## EXERCISE DIRECTIONS
Pick each line containing "avatar" out of the records.

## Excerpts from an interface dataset
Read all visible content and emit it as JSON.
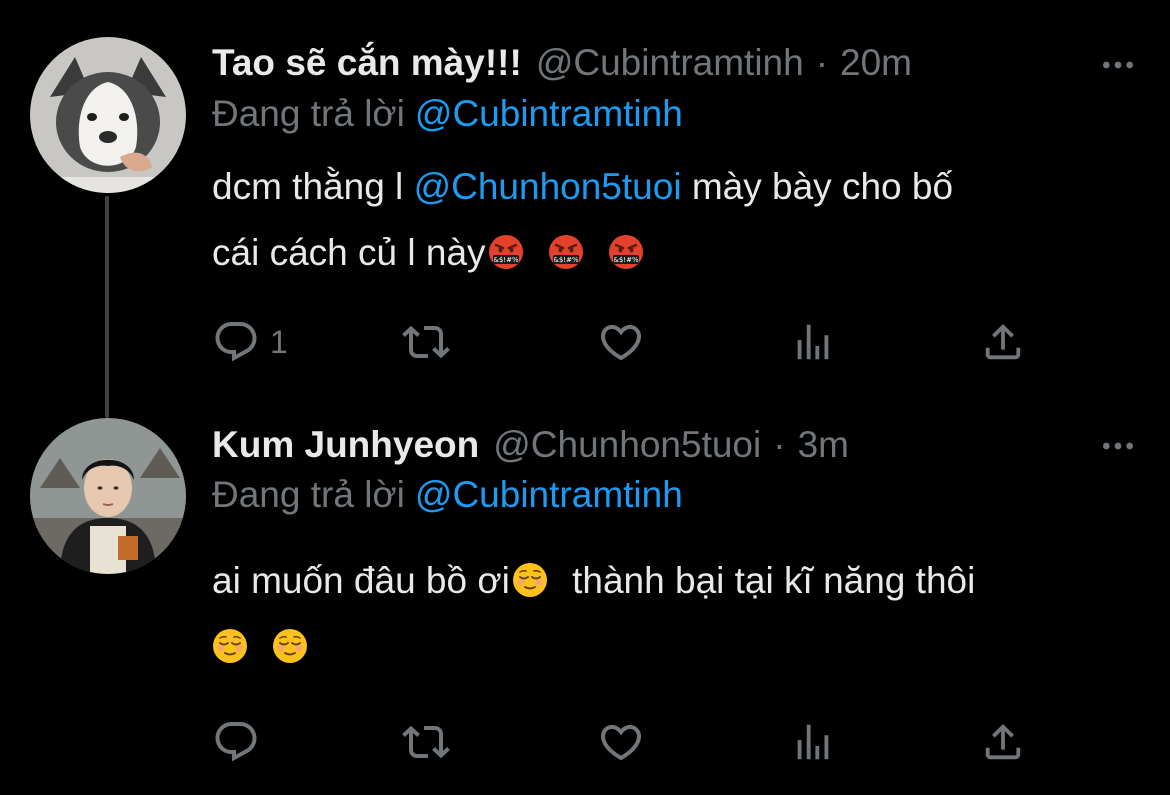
{
  "tweets": [
    {
      "name": "Tao sẽ cắn mày!!!",
      "handle": "@Cubintramtinh",
      "separator": "·",
      "time": "20m",
      "reply_prefix": "Đang trả lời",
      "reply_to": "@Cubintramtinh",
      "body_line1_before": "dcm thằng l",
      "body_line1_mention": "@Chunhon5tuoi",
      "body_line1_after": "mày bày cho bố",
      "body_line2": "cái cách củ l này",
      "body_emojis": [
        "angry-swearing-emoji",
        "angry-swearing-emoji",
        "angry-swearing-emoji"
      ],
      "reply_count": "1",
      "avatar": "husky-dog-avatar"
    },
    {
      "name": "Kum Junhyeon",
      "handle": "@Chunhon5tuoi",
      "separator": "·",
      "time": "3m",
      "reply_prefix": "Đang trả lời",
      "reply_to": "@Cubintramtinh",
      "body_line1_a": "ai muốn đâu bồ ơi",
      "body_line1_b": "thành bại tại kĩ năng thôi",
      "body_emojis": [
        "relieved-face-emoji",
        "relieved-face-emoji",
        "relieved-face-emoji"
      ],
      "reply_count": "",
      "avatar": "young-man-varsity-jacket-avatar"
    }
  ],
  "colors": {
    "background": "#000000",
    "text_primary": "#e7e9ea",
    "text_secondary": "#71767b",
    "accent": "#1d9bf0",
    "thread_line": "#3e4144"
  },
  "icons": [
    "reply-icon",
    "retweet-icon",
    "like-icon",
    "analytics-icon",
    "share-icon",
    "more-icon"
  ]
}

## RESPONSE TO THIS TASK
      "avatar": "husky-dog-avatar"
      "avatar": "young-man-varsity-jacket-avatar"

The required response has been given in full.